WORK TASK:
For each line of the data below, copy it if it holds the word "name".

[Items from a data source]
┄┄┄┄┄┄┄┄┄┄

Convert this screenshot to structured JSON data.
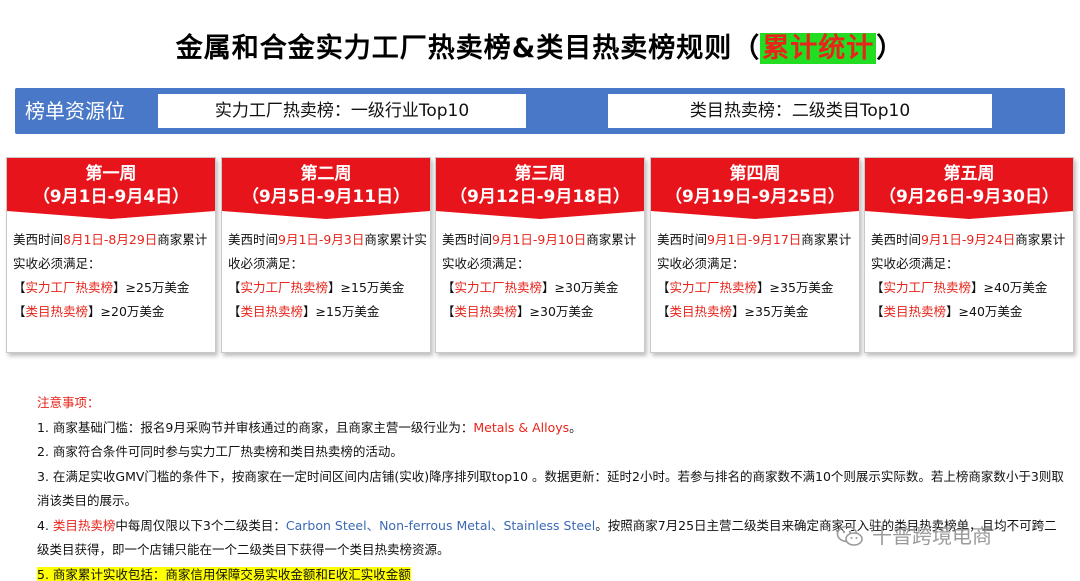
{
  "title": {
    "main": "金属和合金实力工厂热卖榜&类目热卖榜规则（",
    "highlight": "累计统计",
    "close": "）",
    "highlight_bg": "#22dd22",
    "highlight_color": "#e8241b"
  },
  "resource": {
    "label": "榜单资源位",
    "box1": "实力工厂热卖榜：一级行业Top10",
    "box2": "类目热卖榜：二级类目Top10",
    "bar_color": "#4a78c8"
  },
  "weeks": [
    {
      "name": "第一周",
      "range": "（9月1日-9月4日）",
      "prefix": "美西时间",
      "period": "8月1日-8月29日",
      "suffix": "商家累计实收必须满足：",
      "factory_tag": "实力工厂热卖榜",
      "factory_req": "≥25万美金",
      "category_tag": "类目热卖榜",
      "category_req": "≥20万美金"
    },
    {
      "name": "第二周",
      "range": "（9月5日-9月11日）",
      "prefix": "美西时间",
      "period": "9月1日-9月3日",
      "suffix": "商家累计实收必须满足：",
      "factory_tag": "实力工厂热卖榜",
      "factory_req": "≥15万美金",
      "category_tag": "类目热卖榜",
      "category_req": "≥15万美金"
    },
    {
      "name": "第三周",
      "range": "（9月12日-9月18日）",
      "prefix": "美西时间",
      "period": "9月1日-9月10日",
      "suffix": "商家累计实收必须满足：",
      "factory_tag": "实力工厂热卖榜",
      "factory_req": "≥30万美金",
      "category_tag": "类目热卖榜",
      "category_req": "≥30万美金"
    },
    {
      "name": "第四周",
      "range": "（9月19日-9月25日）",
      "prefix": "美西时间",
      "period": "9月1日-9月17日",
      "suffix": "商家累计实收必须满足：",
      "factory_tag": "实力工厂热卖榜",
      "factory_req": "≥35万美金",
      "category_tag": "类目热卖榜",
      "category_req": "≥35万美金"
    },
    {
      "name": "第五周",
      "range": "（9月26日-9月30日）",
      "prefix": "美西时间",
      "period": "9月1日-9月24日",
      "suffix": "商家累计实收必须满足：",
      "factory_tag": "实力工厂热卖榜",
      "factory_req": "≥40万美金",
      "category_tag": "类目热卖榜",
      "category_req": "≥40万美金"
    }
  ],
  "notes": {
    "heading": "注意事项：",
    "n1_prefix": "1. 商家基础门槛：报名9月采购节并审核通过的商家，且商家主营一级行业为：",
    "n1_red": "Metals & Alloys",
    "n1_suffix": "。",
    "n2": "2. 商家符合条件可同时参与实力工厂热卖榜和类目热卖榜的活动。",
    "n3": "3. 在满足实收GMV门槛的条件下，按商家在一定时间区间内店铺(实收)降序排列取top10 。数据更新：延时2小时。若参与排名的商家数不满10个则展示实际数。若上榜商家数小于3则取消该类目的展示。",
    "n4_prefix": "4. ",
    "n4_red": "类目热卖榜",
    "n4_mid": "中每周仅限以下3个二级类目：",
    "n4_blue": "Carbon Steel、Non-ferrous Metal、Stainless Steel",
    "n4_suffix": "。按照商家7月25日主营二级类目来确定商家可入驻的类目热卖榜单，且均不可跨二级类目获得，即一个店铺只能在一个二级类目下获得一个类目热卖榜资源。",
    "n5": "5. 商家累计实收包括：商家信用保障交易实收金额和E收汇实收金额"
  },
  "watermark": {
    "text": "十普跨境电商",
    "icon": "wechat-icon"
  }
}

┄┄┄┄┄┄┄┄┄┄

RESULT OF THIS TASK:
      "name": "第一周",
      "name": "第二周",
      "name": "第三周",
      "name": "第四周",
      "name": "第五周",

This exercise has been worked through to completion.